* [Assignment]: Count lines, not occurrences: report how many lines in the records hold the string "name", and nothing else.

(Data excerpts Opens)

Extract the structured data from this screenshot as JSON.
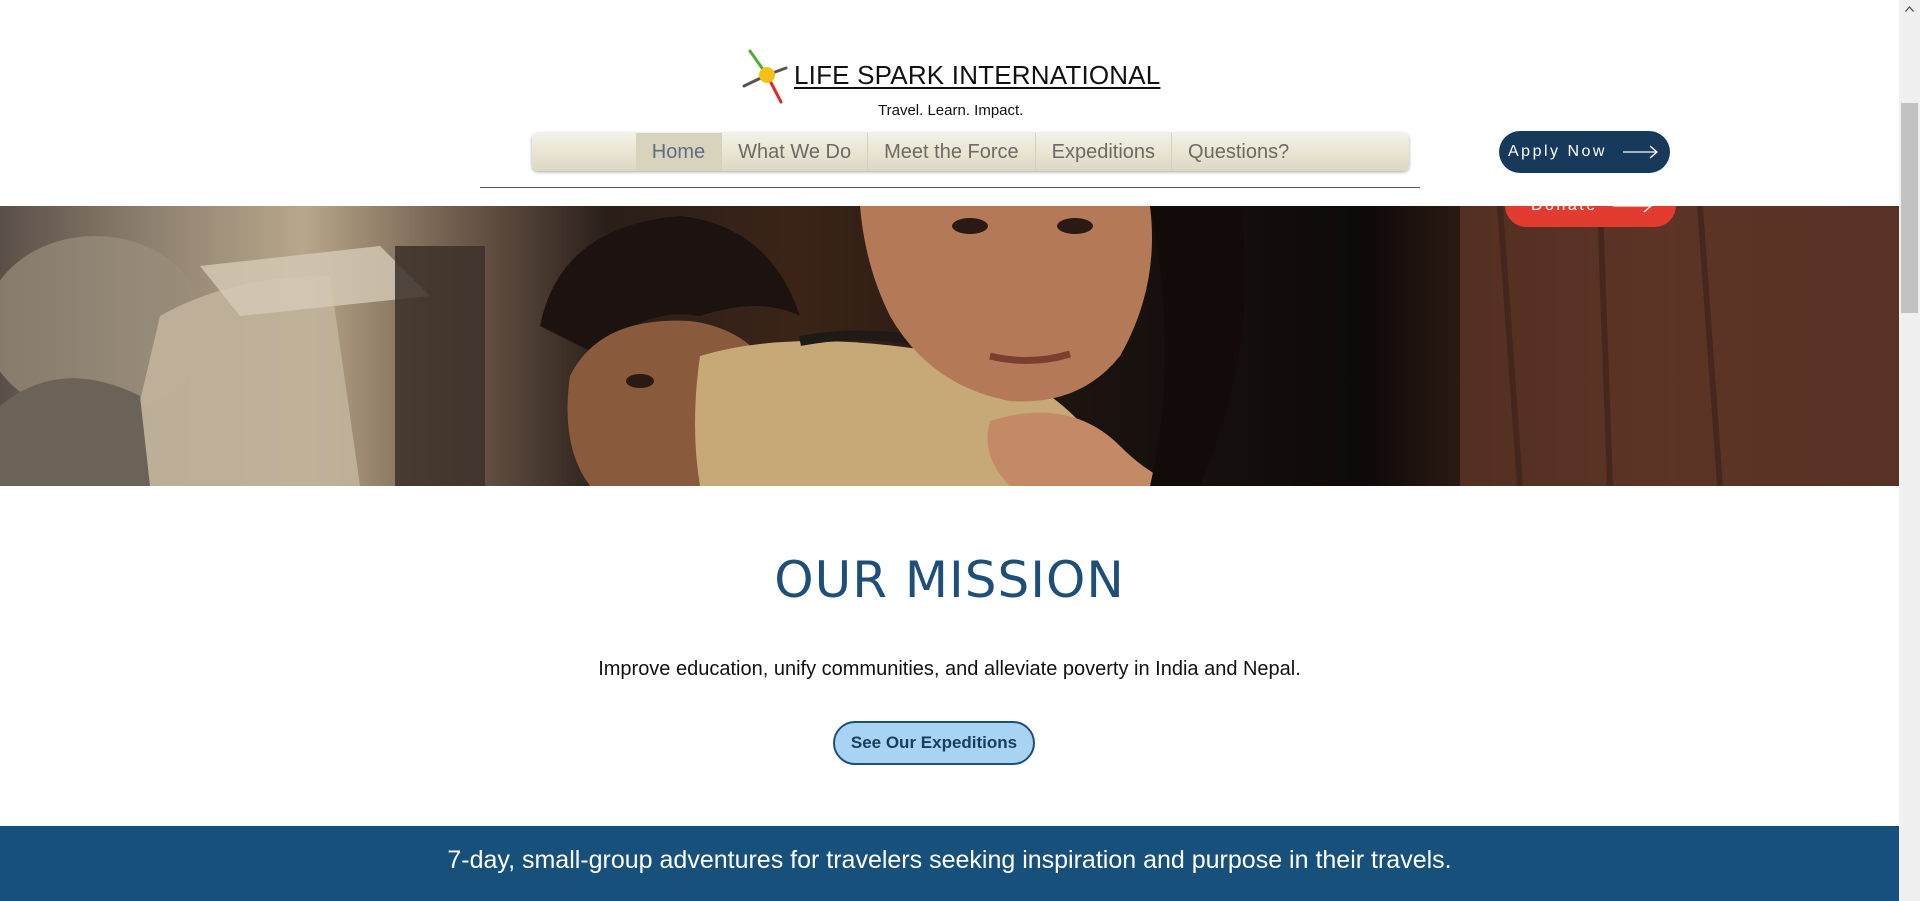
{
  "header": {
    "logo_title": "LIFE SPARK INTERNATIONAL",
    "tagline": "Travel. Learn. Impact.",
    "apply_label": "Apply Now"
  },
  "nav": {
    "items": [
      {
        "label": "Home",
        "active": true
      },
      {
        "label": "What We Do"
      },
      {
        "label": "Meet the Force"
      },
      {
        "label": "Expeditions"
      },
      {
        "label": "Questions?"
      }
    ]
  },
  "hero": {
    "donate_label": "Donate"
  },
  "mission": {
    "title": "OUR MISSION",
    "text": "Improve education, unify communities, and alleviate poverty in India and Nepal.",
    "button_label": "See Our Expeditions"
  },
  "banner": {
    "text": "7-day, small-group adventures for travelers seeking inspiration and purpose in their travels."
  },
  "colors": {
    "navy": "#17395c",
    "mission_blue": "#1d4f7a",
    "banner_blue": "#17507a",
    "donate_red": "#e23b2f",
    "expeditions_button": "#a9d3f2"
  },
  "icons": {
    "logo_mark": "four-point-spark-logo-icon",
    "button_arrow": "long-arrow-right-icon"
  }
}
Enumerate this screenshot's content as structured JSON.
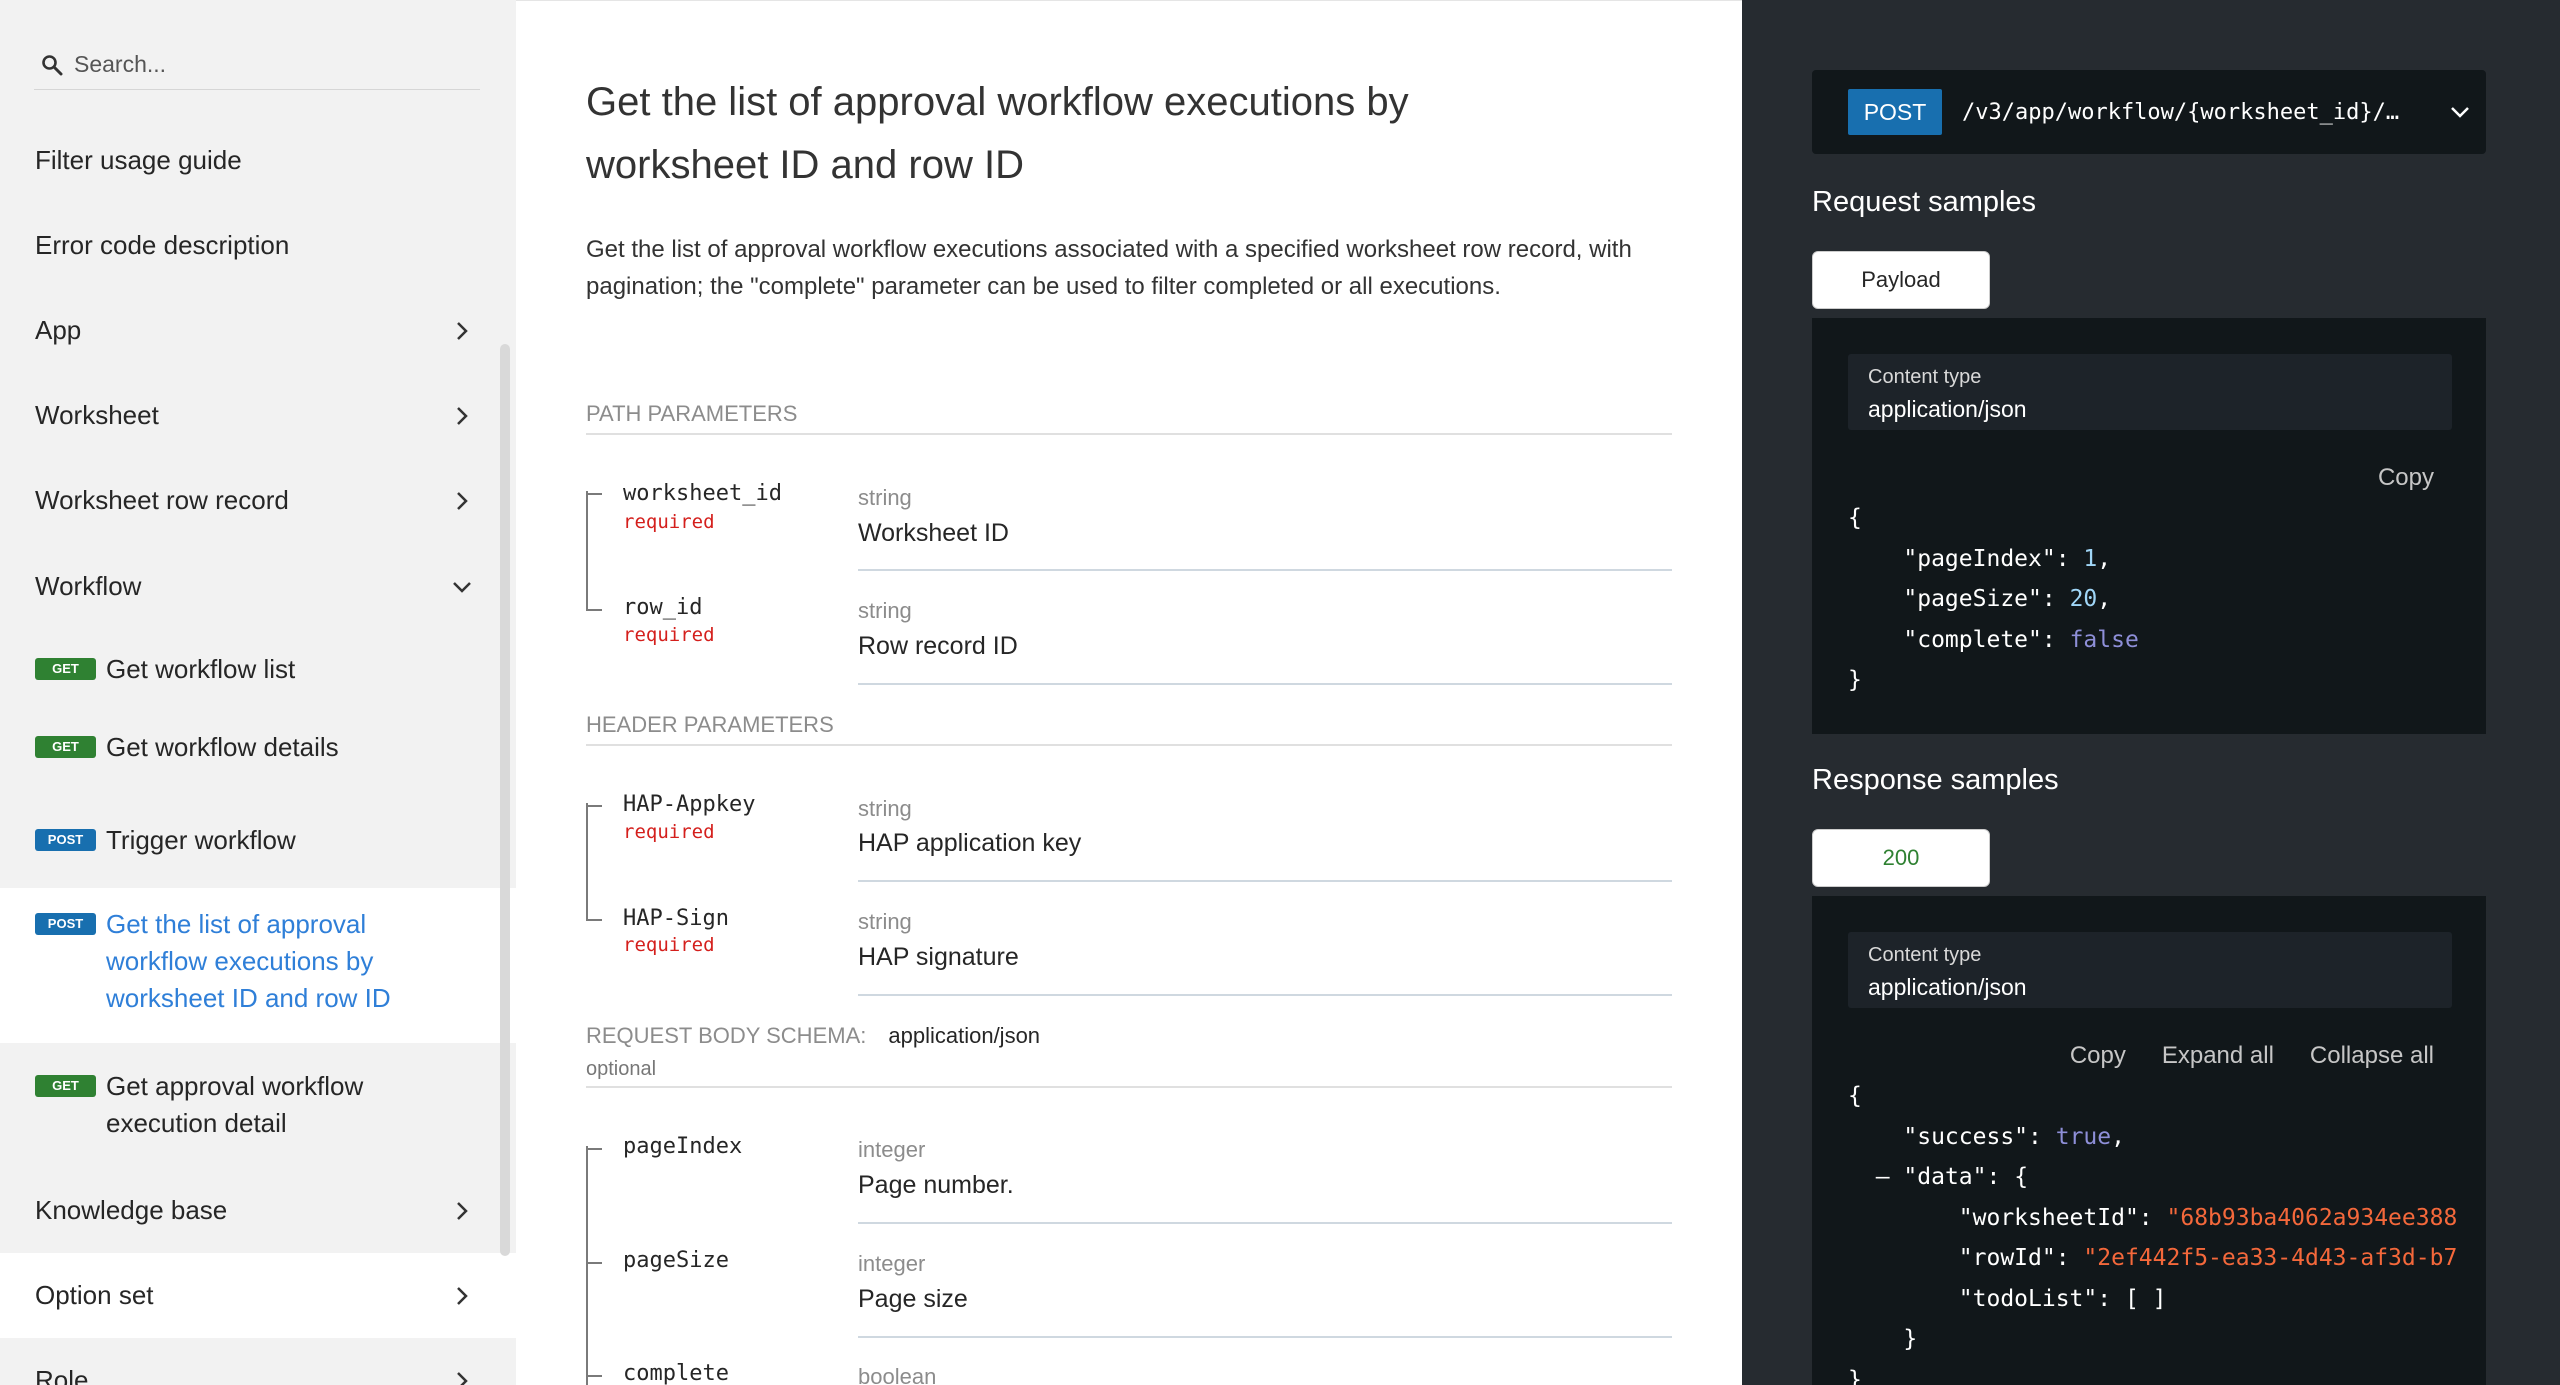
{
  "sidebar": {
    "search_placeholder": "Search...",
    "items": [
      {
        "label": "Filter usage guide"
      },
      {
        "label": "Error code description"
      },
      {
        "label": "App"
      },
      {
        "label": "Worksheet"
      },
      {
        "label": "Worksheet row record"
      },
      {
        "label": "Workflow"
      }
    ],
    "workflow_children": [
      {
        "method": "GET",
        "label": "Get workflow list"
      },
      {
        "method": "GET",
        "label": "Get workflow details"
      },
      {
        "method": "POST",
        "label": "Trigger workflow"
      },
      {
        "method": "POST",
        "label": "Get the list of approval workflow executions by worksheet ID and row ID"
      },
      {
        "method": "GET",
        "label": "Get approval workflow execution detail"
      }
    ],
    "bottom_items": [
      {
        "label": "Knowledge base"
      },
      {
        "label": "Option set"
      },
      {
        "label": "Role"
      }
    ]
  },
  "main": {
    "title": "Get the list of approval workflow executions by worksheet ID and row ID",
    "description": "Get the list of approval workflow executions associated with a specified worksheet row record, with pagination; the \"complete\" parameter can be used to filter completed or all executions.",
    "path_params_heading": "PATH PARAMETERS",
    "header_params_heading": "HEADER PARAMETERS",
    "body_schema_heading": "REQUEST BODY SCHEMA:",
    "body_schema_mime": "application/json",
    "body_optional": "optional",
    "required_label": "required",
    "path_params": [
      {
        "name": "worksheet_id",
        "type": "string",
        "desc": "Worksheet ID"
      },
      {
        "name": "row_id",
        "type": "string",
        "desc": "Row record ID"
      }
    ],
    "header_params": [
      {
        "name": "HAP-Appkey",
        "type": "string",
        "desc": "HAP application key"
      },
      {
        "name": "HAP-Sign",
        "type": "string",
        "desc": "HAP signature"
      }
    ],
    "body_params": [
      {
        "name": "pageIndex",
        "type": "integer",
        "desc": "Page number."
      },
      {
        "name": "pageSize",
        "type": "integer",
        "desc": "Page size"
      },
      {
        "name": "complete",
        "type": "boolean"
      }
    ]
  },
  "panel": {
    "method": "POST",
    "path": "/v3/app/workflow/{worksheet_id}/…",
    "request_title": "Request samples",
    "request_tab": "Payload",
    "content_type_label": "Content type",
    "content_type_value": "application/json",
    "copy": "Copy",
    "expand_all": "Expand all",
    "collapse_all": "Collapse all",
    "response_title": "Response samples",
    "response_tab": "200",
    "request_body": {
      "pageIndex_key": "\"pageIndex\"",
      "pageIndex_val": "1",
      "pageSize_key": "\"pageSize\"",
      "pageSize_val": "20",
      "complete_key": "\"complete\"",
      "complete_val": "false"
    },
    "response_body": {
      "success_key": "\"success\"",
      "success_val": "true",
      "data_key": "\"data\"",
      "worksheetId_key": "\"worksheetId\"",
      "worksheetId_val": "\"68b93ba4062a934ee388",
      "rowId_key": "\"rowId\"",
      "rowId_val": "\"2ef442f5-ea33-4d43-af3d-b7",
      "todoList_key": "\"todoList\"",
      "todoList_val": "[ ]"
    },
    "colors": {
      "post": "#186faf",
      "get": "#2f8132",
      "required": "#d41f1c",
      "link": "#2f7fd8"
    }
  }
}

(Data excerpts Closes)

* [Answer section]: 7